Juani (a tarahumara's story)

Juani was a boy of twelve, intelligent, lively and in constant activity. Like all his race was the color of light chocolate skin and his hair was long, but it did something different from the others: his eyes, very bright and clever. He was thin, yet strong and resilient and, despite his young age, he was a great runner like all the Tarahumara, who have called themselves Raramuri, which means "the light foot.The men of this tribe have been recognized as the best endurance runners.
Besides the Tarahumara language I could speak the Spanish Juani, for he had learned in a school for Indians who had settled near Guachochi, there came, along with other kids, learn to read and write. Juani playing with other children from the village to target practice with bows and arrows they themselves built. But the game he liked best was that of Taba, which was played with bones of deer or goats which were thrown to the ground and by position in which ca-yeran had a different value.
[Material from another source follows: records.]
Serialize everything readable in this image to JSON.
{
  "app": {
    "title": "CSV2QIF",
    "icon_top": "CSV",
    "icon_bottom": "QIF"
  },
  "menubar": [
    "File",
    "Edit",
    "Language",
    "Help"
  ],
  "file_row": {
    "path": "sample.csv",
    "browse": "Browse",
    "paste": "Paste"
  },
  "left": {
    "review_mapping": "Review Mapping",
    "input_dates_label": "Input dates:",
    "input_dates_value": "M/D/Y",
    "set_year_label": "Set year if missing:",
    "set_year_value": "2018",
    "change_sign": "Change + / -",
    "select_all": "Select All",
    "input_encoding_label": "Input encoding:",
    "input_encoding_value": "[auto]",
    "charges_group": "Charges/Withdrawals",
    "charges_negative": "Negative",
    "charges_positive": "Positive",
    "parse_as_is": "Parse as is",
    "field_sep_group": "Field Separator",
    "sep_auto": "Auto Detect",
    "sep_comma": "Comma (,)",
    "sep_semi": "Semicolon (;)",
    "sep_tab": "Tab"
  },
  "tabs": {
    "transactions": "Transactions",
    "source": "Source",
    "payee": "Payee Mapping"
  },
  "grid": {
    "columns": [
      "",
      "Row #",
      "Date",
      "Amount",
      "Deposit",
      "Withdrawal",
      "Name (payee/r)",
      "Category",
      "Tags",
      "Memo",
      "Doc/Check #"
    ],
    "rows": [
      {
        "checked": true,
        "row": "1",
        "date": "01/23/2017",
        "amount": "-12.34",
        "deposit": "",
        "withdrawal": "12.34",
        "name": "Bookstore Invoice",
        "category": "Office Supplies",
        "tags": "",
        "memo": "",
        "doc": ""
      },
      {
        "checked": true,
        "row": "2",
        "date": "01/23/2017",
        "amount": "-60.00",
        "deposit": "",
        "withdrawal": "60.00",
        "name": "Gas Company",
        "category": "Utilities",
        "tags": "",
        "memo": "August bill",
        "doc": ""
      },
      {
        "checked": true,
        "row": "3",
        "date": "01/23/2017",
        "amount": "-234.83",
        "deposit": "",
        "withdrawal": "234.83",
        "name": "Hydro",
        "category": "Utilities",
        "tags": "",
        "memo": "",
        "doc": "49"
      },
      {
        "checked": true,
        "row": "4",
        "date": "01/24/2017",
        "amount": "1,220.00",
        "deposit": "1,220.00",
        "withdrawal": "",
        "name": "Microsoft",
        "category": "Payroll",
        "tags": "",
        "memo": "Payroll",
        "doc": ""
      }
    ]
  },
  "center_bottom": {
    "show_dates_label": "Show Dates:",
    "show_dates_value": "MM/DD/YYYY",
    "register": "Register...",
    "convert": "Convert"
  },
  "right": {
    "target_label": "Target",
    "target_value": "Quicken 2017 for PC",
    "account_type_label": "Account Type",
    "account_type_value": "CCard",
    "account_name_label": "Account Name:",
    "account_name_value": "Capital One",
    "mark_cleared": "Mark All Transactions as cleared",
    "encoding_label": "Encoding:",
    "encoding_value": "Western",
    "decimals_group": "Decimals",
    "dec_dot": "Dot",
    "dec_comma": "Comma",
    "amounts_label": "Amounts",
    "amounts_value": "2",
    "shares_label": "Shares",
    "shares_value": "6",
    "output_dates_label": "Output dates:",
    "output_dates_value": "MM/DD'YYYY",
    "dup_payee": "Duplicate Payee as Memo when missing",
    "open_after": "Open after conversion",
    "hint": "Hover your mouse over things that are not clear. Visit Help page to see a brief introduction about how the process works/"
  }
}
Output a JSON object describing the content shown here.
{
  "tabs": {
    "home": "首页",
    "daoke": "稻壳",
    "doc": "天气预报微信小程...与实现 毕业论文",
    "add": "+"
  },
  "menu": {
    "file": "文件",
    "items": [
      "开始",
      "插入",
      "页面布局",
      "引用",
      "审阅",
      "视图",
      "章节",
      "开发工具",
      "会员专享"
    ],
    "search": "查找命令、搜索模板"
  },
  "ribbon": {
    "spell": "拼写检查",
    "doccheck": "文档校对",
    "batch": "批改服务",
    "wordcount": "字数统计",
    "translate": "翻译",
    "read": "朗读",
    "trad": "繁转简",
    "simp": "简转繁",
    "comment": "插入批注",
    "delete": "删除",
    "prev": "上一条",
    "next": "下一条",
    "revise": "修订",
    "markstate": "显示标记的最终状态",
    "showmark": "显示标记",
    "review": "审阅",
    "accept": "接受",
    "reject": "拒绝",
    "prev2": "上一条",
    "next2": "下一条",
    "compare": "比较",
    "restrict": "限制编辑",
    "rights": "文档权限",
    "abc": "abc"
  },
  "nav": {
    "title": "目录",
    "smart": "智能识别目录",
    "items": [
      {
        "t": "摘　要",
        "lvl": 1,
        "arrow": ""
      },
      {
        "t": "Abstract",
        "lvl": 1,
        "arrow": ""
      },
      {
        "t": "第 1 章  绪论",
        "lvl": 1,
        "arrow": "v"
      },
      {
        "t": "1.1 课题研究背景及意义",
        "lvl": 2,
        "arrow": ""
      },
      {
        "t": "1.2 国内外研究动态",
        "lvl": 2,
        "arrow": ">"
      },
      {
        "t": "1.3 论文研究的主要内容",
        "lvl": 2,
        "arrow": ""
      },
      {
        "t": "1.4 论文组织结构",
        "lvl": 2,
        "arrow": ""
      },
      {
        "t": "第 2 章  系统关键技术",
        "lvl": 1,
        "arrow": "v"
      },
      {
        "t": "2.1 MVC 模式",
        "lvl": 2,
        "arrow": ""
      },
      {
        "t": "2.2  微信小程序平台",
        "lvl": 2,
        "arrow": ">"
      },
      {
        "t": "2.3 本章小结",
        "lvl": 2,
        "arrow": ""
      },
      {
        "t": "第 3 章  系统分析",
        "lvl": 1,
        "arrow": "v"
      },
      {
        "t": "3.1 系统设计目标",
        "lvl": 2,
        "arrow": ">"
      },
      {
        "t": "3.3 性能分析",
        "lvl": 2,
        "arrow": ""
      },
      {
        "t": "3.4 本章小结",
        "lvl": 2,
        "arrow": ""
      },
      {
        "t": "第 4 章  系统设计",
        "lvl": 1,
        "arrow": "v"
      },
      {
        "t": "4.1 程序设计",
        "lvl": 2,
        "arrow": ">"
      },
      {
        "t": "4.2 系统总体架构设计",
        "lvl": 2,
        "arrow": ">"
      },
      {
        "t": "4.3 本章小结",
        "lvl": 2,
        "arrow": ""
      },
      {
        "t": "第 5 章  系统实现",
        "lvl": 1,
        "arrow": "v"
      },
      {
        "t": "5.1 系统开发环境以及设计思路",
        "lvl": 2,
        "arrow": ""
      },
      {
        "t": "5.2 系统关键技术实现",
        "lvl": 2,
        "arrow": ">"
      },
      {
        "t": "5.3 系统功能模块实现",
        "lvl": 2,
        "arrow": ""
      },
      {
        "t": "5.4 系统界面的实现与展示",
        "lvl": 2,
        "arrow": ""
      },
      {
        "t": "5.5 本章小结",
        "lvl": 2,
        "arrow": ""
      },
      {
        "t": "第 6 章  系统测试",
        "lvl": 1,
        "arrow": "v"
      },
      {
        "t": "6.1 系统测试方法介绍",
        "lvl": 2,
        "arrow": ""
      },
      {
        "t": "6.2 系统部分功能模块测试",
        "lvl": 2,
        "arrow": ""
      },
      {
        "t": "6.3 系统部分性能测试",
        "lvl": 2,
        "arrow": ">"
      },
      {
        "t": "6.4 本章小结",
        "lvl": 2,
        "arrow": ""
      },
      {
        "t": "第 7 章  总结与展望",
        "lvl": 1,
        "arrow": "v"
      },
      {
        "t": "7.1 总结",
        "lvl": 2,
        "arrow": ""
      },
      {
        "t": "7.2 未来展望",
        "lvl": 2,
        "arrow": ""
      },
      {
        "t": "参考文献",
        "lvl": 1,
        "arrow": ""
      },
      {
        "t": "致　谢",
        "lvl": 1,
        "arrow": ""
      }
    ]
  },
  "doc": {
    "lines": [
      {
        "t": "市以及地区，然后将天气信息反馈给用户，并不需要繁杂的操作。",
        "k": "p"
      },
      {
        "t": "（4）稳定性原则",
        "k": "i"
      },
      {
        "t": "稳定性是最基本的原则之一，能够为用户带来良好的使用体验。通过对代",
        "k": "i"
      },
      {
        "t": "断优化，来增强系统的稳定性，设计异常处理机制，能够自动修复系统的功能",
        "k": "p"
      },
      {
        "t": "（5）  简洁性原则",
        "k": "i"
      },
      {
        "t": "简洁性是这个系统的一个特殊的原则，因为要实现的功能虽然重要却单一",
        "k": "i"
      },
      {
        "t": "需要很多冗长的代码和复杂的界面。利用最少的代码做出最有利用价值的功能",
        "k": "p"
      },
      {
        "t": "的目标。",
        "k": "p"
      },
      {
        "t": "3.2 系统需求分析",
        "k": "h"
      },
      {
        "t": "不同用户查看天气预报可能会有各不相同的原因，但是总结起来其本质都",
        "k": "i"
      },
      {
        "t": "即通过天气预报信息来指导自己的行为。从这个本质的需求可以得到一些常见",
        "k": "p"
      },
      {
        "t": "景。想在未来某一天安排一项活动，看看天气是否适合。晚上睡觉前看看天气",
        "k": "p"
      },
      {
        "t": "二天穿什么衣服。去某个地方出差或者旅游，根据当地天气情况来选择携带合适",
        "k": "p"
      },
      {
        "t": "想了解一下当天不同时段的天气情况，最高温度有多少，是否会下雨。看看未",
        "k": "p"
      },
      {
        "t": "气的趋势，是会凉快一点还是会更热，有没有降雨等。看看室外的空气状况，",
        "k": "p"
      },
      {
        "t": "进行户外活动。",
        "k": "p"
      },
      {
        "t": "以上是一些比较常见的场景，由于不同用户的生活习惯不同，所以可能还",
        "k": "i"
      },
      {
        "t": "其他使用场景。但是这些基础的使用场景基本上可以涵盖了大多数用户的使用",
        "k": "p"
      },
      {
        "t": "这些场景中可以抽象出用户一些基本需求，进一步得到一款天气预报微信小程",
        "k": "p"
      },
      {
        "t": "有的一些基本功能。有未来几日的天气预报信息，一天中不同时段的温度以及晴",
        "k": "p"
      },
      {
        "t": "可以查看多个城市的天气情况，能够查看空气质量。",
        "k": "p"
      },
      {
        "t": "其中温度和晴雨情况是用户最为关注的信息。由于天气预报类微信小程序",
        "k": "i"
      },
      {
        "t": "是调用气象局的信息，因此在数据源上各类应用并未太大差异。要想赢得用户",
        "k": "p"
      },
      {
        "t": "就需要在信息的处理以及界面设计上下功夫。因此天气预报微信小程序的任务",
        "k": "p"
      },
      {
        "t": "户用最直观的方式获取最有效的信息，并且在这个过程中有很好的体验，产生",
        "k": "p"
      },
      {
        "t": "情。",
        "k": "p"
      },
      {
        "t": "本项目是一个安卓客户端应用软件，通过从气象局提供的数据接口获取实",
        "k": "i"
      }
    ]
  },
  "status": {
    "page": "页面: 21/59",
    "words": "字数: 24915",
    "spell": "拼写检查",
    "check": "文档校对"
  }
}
The child who earned more points reached grains of corn, Juani spent long hours playing knuckle-bones, and often came home with handfuls of corn.
As the eldest brother, Juani had to help his father in planting and corn co-Seck and accompany him to hunt deer and squirrels, while his mother stayed with the smaller food making and weaving blankets and sashes vibrant color.
When not playing with other children or accompanying his father to hunt the goats Juani family and sat under a tree with his dad played violin in the ceremonies of the people. The violin was a musical instrument well known among the Tarahumara Juani and liked very much.
A ndr é s the soothsayer . Juani had grown into a highly respected family in town, because his grandfather Andrew was a famous healer and soothsayer people who came from the village when he became sick. Furthermore, as was one of the chief priests, directed the ceremonies and dances that were made in times of drought to ask for rain to Father Sun and Mother Moon. The dance for the Tarahumara was very serious and ceremonious. More than a fun, was a kind of worship and incantation.